Main Change Drivers in the WAN
Another Blog in the Series by Dr. Jim Metzler
After years in which the WAN was relatively staid, we are now in a period in which there is significant investment in the development and deployment of new WAN products and services, most of which come under the broad umbrella of Software Defined WANs (SD-WANs). The providers of these products and services promise that they offer a number of benefits, including increased agility and reduced cost. While it is difficult to argue that benefits such as these aren’t valuable, a couple of obvious questions emerge. How satisfied are network organizations with their current WAN architecture and what would drive organizations to change its current architecture?
To answer questions such as these, earlier this year I surveyed 110 network professionals. One of the survey questions asked the respondents to indicate how satisfied their organization was with their current WAN architecture. Only a third of the respondents indicated that their organization was either very satisfied or completely satisfied with their current architecture. I interpret those results as indicating that a large number of network organizations would be willing to at least consider a new WAN architecture.
Another one of the survey questions presented the respondents with fifteen factors and asked them to choose the three factors that would likely have the most impact on their WAN over the next twelve months. The five factors that were the most important are shown in Figure 1.
There are few surprises in Table 1. For years providing effective security has been a top of mind issue for both network and IT professionals. In addition, when Target’s CEO was fired after a major intrusion, security emerged as also being a CEO and board level issue. It also shouldn’t be a surprise that supporting real time applications and prioritizing business critical applications are two of the top five factors driving change in the WAN. This follows because there is growing acceptance that like all of the components of the IT infrastructure, the value of the WAN is centered on its ability to support acceptable application delivery.
Reducing cost is important across all components of the IT infrastructure, but it has a special importance in the WAN. To demonstrate why that is the case, consider a company whose branch office WAN connects 100 branch offices and assume that each office has the same WAN connectivity and that it costs $500/month. To get the three year cost of the branch office WAN requires multiplying the monthly WAN cost for a single branch by a factor of 3,600 (100 branches times 36 months). If the company had 200 branches the factor would be 7,200. In either case, it is easy to see that either a relatively small increase or decrease in the monthly cost has a very large impact.

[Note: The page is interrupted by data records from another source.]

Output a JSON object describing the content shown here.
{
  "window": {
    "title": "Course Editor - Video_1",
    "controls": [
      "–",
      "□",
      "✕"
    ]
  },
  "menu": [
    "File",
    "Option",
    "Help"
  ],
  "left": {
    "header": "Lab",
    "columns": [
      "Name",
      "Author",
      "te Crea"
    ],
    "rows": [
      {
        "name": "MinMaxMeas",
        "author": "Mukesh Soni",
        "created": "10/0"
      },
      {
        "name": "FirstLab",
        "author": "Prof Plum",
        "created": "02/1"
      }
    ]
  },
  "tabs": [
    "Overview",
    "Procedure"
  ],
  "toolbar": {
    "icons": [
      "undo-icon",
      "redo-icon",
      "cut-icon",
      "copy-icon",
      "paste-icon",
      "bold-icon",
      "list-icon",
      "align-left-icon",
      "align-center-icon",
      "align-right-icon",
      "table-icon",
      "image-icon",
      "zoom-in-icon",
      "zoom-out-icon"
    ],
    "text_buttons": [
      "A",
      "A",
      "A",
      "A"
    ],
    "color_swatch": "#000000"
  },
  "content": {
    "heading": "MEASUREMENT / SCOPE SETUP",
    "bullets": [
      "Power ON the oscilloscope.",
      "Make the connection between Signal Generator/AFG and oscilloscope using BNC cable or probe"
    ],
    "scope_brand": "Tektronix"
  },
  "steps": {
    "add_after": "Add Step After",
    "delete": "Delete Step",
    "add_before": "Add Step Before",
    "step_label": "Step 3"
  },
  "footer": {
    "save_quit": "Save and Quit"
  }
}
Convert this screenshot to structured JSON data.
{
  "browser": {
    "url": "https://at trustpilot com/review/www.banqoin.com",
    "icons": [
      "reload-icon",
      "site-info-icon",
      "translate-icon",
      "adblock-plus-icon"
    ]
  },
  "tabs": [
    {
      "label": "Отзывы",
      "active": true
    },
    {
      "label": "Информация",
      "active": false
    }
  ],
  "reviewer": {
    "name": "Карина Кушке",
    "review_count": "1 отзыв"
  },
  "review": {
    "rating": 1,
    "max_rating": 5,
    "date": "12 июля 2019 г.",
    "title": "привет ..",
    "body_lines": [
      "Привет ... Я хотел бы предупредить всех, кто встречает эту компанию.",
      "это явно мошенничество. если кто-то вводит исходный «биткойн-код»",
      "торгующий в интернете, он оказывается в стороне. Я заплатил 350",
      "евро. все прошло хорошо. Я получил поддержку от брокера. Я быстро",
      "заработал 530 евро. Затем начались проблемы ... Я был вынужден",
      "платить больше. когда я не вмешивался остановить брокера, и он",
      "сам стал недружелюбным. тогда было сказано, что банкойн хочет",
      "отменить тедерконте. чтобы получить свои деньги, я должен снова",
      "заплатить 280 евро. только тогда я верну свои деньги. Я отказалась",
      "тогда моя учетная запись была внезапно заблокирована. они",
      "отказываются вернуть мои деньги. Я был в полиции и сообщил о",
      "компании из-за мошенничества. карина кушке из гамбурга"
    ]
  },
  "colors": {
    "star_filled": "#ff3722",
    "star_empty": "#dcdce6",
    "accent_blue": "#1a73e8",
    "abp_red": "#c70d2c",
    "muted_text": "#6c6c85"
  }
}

If there is a surprise in Table 1 it is that a third of the survey respondents indicated that providing access to public cloud services is one of the top factors driving change in their WAN. This is a bit of a surprise only because unlike the other factors in Table 1, until recently providing access to public cloud services was seldom mentioned as a factor driving change in the WAN.
So I believe we are going to see some changes in WAN architecture that has been long in coming. My next blogs will focus on the trends and needs that will likely drive this in the coming years.